### [Requirement]
So that the copy matches the original, write out every entry exactly.
>>>>
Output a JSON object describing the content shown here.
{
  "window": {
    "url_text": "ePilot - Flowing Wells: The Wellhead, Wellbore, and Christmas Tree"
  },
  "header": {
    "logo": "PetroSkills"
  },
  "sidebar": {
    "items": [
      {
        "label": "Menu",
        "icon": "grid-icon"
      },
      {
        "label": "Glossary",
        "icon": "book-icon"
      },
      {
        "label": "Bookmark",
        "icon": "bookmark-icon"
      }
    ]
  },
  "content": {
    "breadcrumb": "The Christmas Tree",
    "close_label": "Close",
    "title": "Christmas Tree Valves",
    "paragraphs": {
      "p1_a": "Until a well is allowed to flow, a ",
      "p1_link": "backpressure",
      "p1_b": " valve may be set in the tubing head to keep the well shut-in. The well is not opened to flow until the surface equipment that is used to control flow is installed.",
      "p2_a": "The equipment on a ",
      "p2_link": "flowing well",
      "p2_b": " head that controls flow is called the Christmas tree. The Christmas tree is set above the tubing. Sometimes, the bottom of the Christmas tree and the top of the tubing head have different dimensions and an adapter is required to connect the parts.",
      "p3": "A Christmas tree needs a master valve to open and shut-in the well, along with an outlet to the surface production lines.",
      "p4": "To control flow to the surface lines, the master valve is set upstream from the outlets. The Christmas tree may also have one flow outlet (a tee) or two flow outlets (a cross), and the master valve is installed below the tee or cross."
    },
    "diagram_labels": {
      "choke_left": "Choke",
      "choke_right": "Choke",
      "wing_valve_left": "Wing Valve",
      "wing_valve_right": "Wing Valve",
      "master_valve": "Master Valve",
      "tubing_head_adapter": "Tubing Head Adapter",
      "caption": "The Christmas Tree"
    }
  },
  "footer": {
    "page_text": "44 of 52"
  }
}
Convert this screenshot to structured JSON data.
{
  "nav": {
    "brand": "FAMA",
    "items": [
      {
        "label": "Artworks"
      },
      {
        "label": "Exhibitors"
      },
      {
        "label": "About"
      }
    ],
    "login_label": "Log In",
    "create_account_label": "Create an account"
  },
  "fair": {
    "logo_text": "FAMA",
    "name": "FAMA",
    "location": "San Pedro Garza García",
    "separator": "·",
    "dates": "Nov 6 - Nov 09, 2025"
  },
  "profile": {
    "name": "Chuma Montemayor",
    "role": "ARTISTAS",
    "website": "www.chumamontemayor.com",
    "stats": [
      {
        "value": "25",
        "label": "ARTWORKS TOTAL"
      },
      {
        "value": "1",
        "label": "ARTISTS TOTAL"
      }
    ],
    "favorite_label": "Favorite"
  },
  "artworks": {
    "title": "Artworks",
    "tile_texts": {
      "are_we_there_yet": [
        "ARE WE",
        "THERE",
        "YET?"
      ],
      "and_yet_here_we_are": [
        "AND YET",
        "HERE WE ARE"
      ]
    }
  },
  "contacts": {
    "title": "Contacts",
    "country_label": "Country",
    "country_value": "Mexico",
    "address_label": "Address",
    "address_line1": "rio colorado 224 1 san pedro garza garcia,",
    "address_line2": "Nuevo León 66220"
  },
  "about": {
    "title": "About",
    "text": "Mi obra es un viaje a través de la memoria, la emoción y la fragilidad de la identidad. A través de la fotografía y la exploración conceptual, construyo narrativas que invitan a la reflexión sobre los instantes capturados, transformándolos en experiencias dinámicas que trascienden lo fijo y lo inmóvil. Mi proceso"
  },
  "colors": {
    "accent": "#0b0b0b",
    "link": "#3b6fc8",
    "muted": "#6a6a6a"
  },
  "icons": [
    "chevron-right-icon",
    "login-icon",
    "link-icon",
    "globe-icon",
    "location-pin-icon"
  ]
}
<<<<
### [Answer box]
Output a JSON object describing the content shown here.
{
  "window": {
    "url_text": "ePilot - Flowing Wells: The Wellhead, Wellbore, and Christmas Tree"
  },
  "header": {
    "logo": "PetroSkills"
  },
  "sidebar": {
    "items": [
      {
        "label": "Menu",
        "icon": "grid-icon"
      },
      {
        "label": "Glossary",
        "icon": "book-icon"
      },
      {
        "label": "Bookmark",
        "icon": "bookmark-icon"
      }
    ]
  },
  "content": {
    "breadcrumb": "The Christmas Tree",
    "close_label": "Close",
    "title": "Christmas Tree Valves",
    "paragraphs": {
      "p1_a": "Until a well is allowed to flow, a ",
      "p1_link": "backpressure",
      "p1_b": " valve may be set in the tubing head to keep the well shut-in. The well is not opened to flow until the surface equipment that is used to control flow is installed.",
      "p2_a": "The equipment on a ",
      "p2_link": "flowing well",
      "p2_b": " head that controls flow is called the Christmas tree. The Christmas tree is set above the tubing. Sometimes, the bottom of the Christmas tree and the top of the tubing head have different dimensions and an adapter is required to connect the parts.",
      "p3": "A Christmas tree needs a master valve to open and shut-in the well, along with an outlet to the surface production lines.",
      "p4": "To control flow to the surface lines, the master valve is set upstream from the outlets. The Christmas tree may also have one flow outlet (a tee) or two flow outlets (a cross), and the master valve is installed below the tee or cross."
    },
    "diagram_labels": {
      "choke_left": "Choke",
      "choke_right": "Choke",
      "wing_valve_left": "Wing Valve",
      "wing_valve_right": "Wing Valve",
      "master_valve": "Master Valve",
      "tubing_head_adapter": "Tubing Head Adapter",
      "caption": "The Christmas Tree"
    }
  },
  "footer": {
    "page_text": "44 of 52"
  }
}
Convert this screenshot to structured JSON data.
{
  "nav": {
    "brand": "FAMA",
    "items": [
      {
        "label": "Artworks"
      },
      {
        "label": "Exhibitors"
      },
      {
        "label": "About"
      }
    ],
    "login_label": "Log In",
    "create_account_label": "Create an account"
  },
  "fair": {
    "logo_text": "FAMA",
    "name": "FAMA",
    "location": "San Pedro Garza García",
    "separator": "·",
    "dates": "Nov 6 - Nov 09, 2025"
  },
  "profile": {
    "name": "Chuma Montemayor",
    "role": "ARTISTAS",
    "website": "www.chumamontemayor.com",
    "stats": [
      {
        "value": "25",
        "label": "ARTWORKS TOTAL"
      },
      {
        "value": "1",
        "label": "ARTISTS TOTAL"
      }
    ],
    "favorite_label": "Favorite"
  },
  "artworks": {
    "title": "Artworks",
    "tile_texts": {
      "are_we_there_yet": [
        "ARE WE",
        "THERE",
        "YET?"
      ],
      "and_yet_here_we_are": [
        "AND YET",
        "HERE WE ARE"
      ]
    }
  },
  "contacts": {
    "title": "Contacts",
    "country_label": "Country",
    "country_value": "Mexico",
    "address_label": "Address",
    "address_line1": "rio colorado 224 1 san pedro garza garcia,",
    "address_line2": "Nuevo León 66220"
  },
  "about": {
    "title": "About",
    "text": "Mi obra es un viaje a través de la memoria, la emoción y la fragilidad de la identidad. A través de la fotografía y la exploración conceptual, construyo narrativas que invitan a la reflexión sobre los instantes capturados, transformándolos en experiencias dinámicas que trascienden lo fijo y lo inmóvil. Mi proceso"
  },
  "colors": {
    "accent": "#0b0b0b",
    "link": "#3b6fc8",
    "muted": "#6a6a6a"
  },
  "icons": [
    "chevron-right-icon",
    "login-icon",
    "link-icon",
    "globe-icon",
    "location-pin-icon"
  ]
}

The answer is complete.